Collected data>
_____

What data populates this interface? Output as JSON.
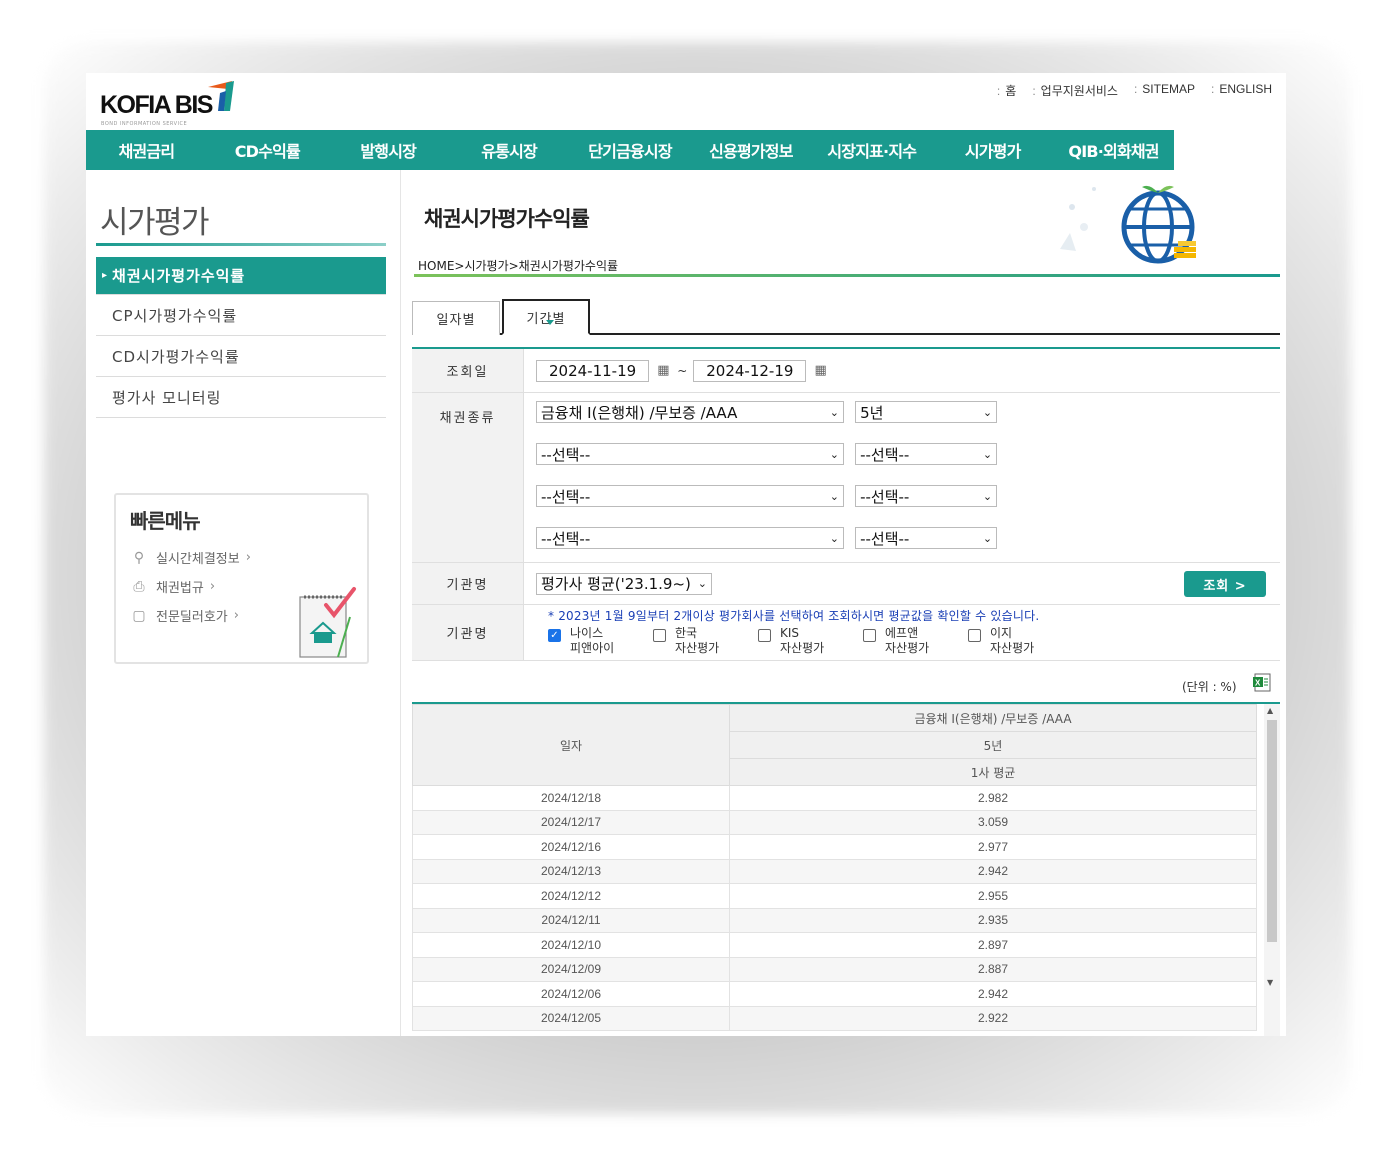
{
  "header": {
    "logo_text": "KOFIA BIS",
    "logo_subtext": "BOND INFORMATION SERVICE",
    "util_links": [
      "홈",
      "업무지원서비스",
      "SITEMAP",
      "ENGLISH"
    ]
  },
  "gnb": [
    "채권금리",
    "CD수익률",
    "발행시장",
    "유통시장",
    "단기금융시장",
    "신용평가정보",
    "시장지표·지수",
    "시가평가",
    "QIB·외화채권"
  ],
  "lnb": {
    "title": "시가평가",
    "items": [
      "채권시가평가수익률",
      "CP시가평가수익률",
      "CD시가평가수익률",
      "평가사 모니터링"
    ],
    "active_index": 0
  },
  "quick_menu": {
    "title": "빠른메뉴",
    "links": [
      {
        "label": "실시간체결정보",
        "icon": "search-icon"
      },
      {
        "label": "채권법규",
        "icon": "printer-icon"
      },
      {
        "label": "전문딜러호가",
        "icon": "document-icon"
      }
    ]
  },
  "content": {
    "title": "채권시가평가수익률",
    "breadcrumb": "HOME>시가평가>채권시가평가수익률",
    "tabs": [
      "일자별",
      "기간별"
    ],
    "active_tab": 1
  },
  "form": {
    "date_label": "조회일",
    "date_from": "2024-11-19",
    "date_sep": "~",
    "date_to": "2024-12-19",
    "bond_label": "채권종류",
    "bond_rows": [
      {
        "type": "금융채 I(은행채) /무보증 /AAA",
        "term": "5년"
      },
      {
        "type": "--선택--",
        "term": "--선택--"
      },
      {
        "type": "--선택--",
        "term": "--선택--"
      },
      {
        "type": "--선택--",
        "term": "--선택--"
      }
    ],
    "org_label1": "기관명",
    "org_select": "평가사 평균('23.1.9~)",
    "search_label": "조회 >",
    "org_label2": "기관명",
    "notice": "* 2023년 1월 9일부터 2개이상 평가회사를 선택하여 조회하시면 평균값을 확인할 수 있습니다.",
    "agencies": [
      {
        "line1": "나이스",
        "line2": "피앤아이",
        "checked": true
      },
      {
        "line1": "한국",
        "line2": "자산평가",
        "checked": false
      },
      {
        "line1": "KIS",
        "line2": "자산평가",
        "checked": false
      },
      {
        "line1": "에프앤",
        "line2": "자산평가",
        "checked": false
      },
      {
        "line1": "이지",
        "line2": "자산평가",
        "checked": false
      }
    ]
  },
  "unit_label": "(단위 : %)",
  "table": {
    "date_header": "일자",
    "bond_header": "금융채 I(은행채) /무보증 /AAA",
    "term_header": "5년",
    "agency_header": "1사 평균",
    "rows": [
      {
        "date": "2024/12/18",
        "value": "2.982"
      },
      {
        "date": "2024/12/17",
        "value": "3.059"
      },
      {
        "date": "2024/12/16",
        "value": "2.977"
      },
      {
        "date": "2024/12/13",
        "value": "2.942"
      },
      {
        "date": "2024/12/12",
        "value": "2.955"
      },
      {
        "date": "2024/12/11",
        "value": "2.935"
      },
      {
        "date": "2024/12/10",
        "value": "2.897"
      },
      {
        "date": "2024/12/09",
        "value": "2.887"
      },
      {
        "date": "2024/12/06",
        "value": "2.942"
      },
      {
        "date": "2024/12/05",
        "value": "2.922"
      }
    ]
  },
  "colors": {
    "brand_teal": "#1a9a8e",
    "notice_blue": "#1a3fb5"
  }
}
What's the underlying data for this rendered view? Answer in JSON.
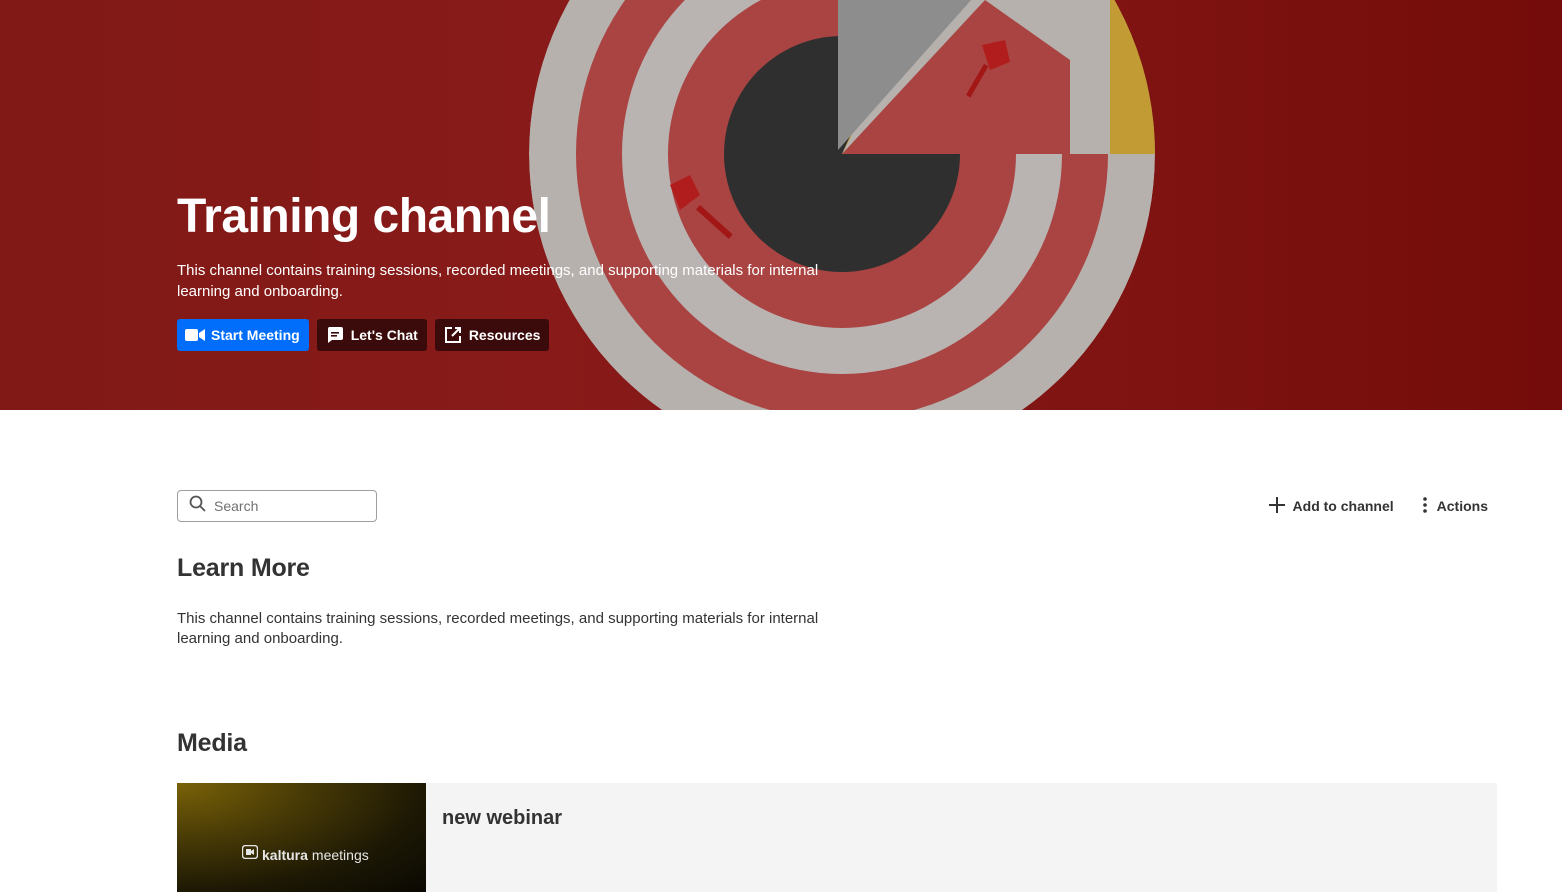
{
  "hero": {
    "title": "Training channel",
    "description": "This channel contains training sessions, recorded meetings, and supporting materials for internal learning and onboarding.",
    "buttons": [
      {
        "label": "Start Meeting",
        "icon": "video-camera-icon"
      },
      {
        "label": "Let's Chat",
        "icon": "chat-bubble-icon"
      },
      {
        "label": "Resources",
        "icon": "external-link-icon"
      }
    ],
    "background_image": "dartboard-with-darts",
    "colors": {
      "hero_red": "#8c1c1a",
      "primary_button": "#006efa",
      "dark_button": "#3a0b0a"
    }
  },
  "toolbar": {
    "search_placeholder": "Search",
    "add_label": "Add to channel",
    "actions_label": "Actions"
  },
  "learn_more": {
    "title": "Learn More",
    "description": "This channel contains training sessions, recorded meetings, and supporting materials for internal learning and onboarding."
  },
  "media": {
    "title": "Media",
    "items": [
      {
        "name": "new webinar",
        "thumbnail_brand_1": "kaltura",
        "thumbnail_brand_2": "meetings"
      }
    ]
  }
}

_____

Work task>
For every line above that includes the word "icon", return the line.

Reply>
        "icon": "search-icon"
        "icon": "printer-icon"
        "icon": "document-icon"
        "icon": "video-camera-icon"
        "icon": "chat-bubble-icon"
        "icon": "external-link-icon"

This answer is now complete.